:: DATA LISTING

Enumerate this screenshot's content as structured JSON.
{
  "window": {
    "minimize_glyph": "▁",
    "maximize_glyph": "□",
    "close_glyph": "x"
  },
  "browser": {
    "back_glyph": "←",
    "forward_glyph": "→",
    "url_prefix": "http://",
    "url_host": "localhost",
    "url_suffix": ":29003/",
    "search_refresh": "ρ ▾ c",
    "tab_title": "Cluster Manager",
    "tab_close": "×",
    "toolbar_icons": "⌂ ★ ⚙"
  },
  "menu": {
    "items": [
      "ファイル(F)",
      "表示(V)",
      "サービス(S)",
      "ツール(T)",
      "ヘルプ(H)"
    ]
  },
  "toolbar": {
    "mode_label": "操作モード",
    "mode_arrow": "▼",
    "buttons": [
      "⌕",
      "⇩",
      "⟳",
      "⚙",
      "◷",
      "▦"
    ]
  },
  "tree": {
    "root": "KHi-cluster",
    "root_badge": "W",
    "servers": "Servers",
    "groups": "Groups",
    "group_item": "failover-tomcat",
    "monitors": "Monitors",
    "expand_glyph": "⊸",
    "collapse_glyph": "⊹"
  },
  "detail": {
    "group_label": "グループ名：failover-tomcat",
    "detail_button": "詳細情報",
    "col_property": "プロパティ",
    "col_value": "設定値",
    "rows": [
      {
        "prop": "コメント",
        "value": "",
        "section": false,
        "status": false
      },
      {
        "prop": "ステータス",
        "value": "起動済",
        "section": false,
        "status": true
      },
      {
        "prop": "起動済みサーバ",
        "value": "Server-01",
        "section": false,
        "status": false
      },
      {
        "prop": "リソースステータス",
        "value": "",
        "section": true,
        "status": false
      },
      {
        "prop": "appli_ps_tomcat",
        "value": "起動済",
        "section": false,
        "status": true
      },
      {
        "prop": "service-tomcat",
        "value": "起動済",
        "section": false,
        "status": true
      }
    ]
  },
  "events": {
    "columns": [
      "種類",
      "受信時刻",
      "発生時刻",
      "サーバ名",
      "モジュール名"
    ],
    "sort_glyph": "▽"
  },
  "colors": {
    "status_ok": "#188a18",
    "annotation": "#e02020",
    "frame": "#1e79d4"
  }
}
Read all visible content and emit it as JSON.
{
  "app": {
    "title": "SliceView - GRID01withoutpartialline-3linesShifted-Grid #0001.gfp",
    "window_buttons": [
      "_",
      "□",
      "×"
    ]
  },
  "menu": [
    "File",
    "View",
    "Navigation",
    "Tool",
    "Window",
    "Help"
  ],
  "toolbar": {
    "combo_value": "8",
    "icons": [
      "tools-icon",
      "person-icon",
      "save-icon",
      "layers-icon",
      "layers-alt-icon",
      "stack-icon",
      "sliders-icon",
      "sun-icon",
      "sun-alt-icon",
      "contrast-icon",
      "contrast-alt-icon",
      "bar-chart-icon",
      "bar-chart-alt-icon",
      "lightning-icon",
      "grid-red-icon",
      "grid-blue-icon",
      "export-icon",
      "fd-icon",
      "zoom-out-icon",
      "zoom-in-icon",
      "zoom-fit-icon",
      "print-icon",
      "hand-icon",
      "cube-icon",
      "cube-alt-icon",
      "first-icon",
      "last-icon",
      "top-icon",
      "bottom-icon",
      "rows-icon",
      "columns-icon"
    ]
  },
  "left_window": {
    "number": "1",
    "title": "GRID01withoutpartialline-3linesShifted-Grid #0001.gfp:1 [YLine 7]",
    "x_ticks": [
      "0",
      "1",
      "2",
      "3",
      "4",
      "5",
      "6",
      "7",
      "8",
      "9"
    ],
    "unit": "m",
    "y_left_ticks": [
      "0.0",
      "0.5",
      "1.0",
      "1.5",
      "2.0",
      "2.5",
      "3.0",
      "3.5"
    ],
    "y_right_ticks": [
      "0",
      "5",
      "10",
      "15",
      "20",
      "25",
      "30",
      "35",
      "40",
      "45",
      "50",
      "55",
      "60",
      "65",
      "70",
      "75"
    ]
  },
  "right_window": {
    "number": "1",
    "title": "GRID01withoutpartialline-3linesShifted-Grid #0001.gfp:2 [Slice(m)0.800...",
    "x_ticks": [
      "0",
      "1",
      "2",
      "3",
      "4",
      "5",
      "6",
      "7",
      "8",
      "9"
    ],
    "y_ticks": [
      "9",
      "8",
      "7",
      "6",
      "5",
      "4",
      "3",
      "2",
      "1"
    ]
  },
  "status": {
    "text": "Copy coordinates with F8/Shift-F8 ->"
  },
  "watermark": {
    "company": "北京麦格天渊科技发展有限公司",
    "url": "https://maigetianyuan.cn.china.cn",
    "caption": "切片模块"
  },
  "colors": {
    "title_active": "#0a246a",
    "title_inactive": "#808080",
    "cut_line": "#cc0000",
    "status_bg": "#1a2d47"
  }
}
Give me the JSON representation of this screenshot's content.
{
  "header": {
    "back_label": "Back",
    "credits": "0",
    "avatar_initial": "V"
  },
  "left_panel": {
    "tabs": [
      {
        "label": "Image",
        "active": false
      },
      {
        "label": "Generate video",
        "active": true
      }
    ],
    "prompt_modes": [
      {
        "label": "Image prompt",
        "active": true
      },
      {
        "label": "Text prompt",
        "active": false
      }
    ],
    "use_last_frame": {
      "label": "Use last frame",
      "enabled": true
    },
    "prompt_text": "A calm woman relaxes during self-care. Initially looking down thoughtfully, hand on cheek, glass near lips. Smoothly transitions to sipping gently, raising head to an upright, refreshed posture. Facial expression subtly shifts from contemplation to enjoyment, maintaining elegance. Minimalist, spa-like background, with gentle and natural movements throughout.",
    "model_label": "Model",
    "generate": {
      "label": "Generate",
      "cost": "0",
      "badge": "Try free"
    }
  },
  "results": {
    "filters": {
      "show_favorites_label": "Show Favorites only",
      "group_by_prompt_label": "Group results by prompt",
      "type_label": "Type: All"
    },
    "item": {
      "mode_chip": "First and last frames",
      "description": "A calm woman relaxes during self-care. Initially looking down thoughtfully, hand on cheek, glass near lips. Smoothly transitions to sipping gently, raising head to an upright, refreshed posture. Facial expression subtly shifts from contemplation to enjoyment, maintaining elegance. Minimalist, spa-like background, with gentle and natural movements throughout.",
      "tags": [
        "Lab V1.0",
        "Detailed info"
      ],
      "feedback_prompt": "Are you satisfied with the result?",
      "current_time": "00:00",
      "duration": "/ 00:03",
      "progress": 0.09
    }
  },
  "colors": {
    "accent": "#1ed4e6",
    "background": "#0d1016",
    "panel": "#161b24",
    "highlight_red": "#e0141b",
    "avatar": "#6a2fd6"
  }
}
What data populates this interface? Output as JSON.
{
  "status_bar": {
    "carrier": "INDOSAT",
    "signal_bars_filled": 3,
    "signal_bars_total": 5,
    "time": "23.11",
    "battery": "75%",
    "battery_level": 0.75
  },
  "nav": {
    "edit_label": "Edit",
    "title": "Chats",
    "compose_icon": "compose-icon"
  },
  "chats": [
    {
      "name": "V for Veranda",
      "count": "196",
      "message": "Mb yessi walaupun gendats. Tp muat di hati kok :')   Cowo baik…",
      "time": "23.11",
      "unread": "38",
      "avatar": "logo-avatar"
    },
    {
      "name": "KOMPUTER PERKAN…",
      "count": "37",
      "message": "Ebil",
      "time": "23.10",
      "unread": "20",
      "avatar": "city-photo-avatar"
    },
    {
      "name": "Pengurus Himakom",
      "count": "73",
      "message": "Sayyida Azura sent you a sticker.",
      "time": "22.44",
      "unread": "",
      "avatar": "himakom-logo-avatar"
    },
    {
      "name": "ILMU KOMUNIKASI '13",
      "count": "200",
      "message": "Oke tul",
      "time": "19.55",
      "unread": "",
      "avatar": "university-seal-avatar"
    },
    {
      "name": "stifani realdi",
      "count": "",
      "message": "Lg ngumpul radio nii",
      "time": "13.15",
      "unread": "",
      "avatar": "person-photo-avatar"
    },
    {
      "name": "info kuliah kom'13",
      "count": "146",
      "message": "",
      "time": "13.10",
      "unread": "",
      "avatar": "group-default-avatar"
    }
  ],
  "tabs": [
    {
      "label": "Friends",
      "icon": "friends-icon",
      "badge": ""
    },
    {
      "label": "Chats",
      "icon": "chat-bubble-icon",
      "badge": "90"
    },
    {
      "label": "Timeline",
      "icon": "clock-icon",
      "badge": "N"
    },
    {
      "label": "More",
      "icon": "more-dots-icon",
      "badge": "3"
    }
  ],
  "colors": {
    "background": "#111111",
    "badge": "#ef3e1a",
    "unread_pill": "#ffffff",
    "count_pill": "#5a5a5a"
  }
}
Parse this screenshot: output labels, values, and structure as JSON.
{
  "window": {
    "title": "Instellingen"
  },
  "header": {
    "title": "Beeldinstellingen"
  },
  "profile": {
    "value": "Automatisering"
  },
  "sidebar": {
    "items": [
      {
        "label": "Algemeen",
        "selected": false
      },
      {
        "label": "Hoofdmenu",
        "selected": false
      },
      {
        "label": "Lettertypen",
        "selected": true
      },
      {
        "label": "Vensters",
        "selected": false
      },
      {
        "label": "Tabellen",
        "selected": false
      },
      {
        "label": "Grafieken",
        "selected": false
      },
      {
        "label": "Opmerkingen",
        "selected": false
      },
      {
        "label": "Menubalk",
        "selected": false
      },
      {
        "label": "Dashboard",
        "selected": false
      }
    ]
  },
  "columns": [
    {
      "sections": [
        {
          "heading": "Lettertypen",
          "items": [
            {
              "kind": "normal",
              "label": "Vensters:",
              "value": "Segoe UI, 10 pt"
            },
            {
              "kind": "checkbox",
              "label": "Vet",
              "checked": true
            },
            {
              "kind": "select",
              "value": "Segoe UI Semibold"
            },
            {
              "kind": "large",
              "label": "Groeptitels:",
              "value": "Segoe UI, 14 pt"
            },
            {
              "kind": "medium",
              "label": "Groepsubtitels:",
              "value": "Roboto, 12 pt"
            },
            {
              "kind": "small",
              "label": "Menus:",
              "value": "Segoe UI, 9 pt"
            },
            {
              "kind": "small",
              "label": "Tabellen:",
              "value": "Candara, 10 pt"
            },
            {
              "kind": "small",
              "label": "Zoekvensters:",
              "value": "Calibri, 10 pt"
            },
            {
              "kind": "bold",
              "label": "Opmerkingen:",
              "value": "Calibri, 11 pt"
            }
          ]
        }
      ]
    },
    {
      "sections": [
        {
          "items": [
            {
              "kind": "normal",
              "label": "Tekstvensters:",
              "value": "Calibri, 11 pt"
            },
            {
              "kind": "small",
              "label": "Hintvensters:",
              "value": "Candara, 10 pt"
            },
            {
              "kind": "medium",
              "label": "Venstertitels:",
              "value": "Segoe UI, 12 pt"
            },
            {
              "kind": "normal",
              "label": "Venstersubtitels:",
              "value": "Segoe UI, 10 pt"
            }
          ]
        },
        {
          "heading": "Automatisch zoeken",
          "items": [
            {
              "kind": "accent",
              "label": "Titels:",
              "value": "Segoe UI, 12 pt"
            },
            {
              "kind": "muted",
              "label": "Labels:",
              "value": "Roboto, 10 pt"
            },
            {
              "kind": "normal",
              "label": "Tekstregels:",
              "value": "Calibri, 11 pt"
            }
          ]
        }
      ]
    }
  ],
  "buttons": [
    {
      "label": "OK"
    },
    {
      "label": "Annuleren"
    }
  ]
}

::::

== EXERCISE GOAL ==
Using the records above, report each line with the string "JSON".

== YOUR RESPONSE ==
Enumerate this screenshot's content as structured JSON.
Read all visible content and emit it as JSON.
Give me the JSON representation of this screenshot's content.
What data populates this interface? Output as JSON.
Parse this screenshot: output labels, values, and structure as JSON.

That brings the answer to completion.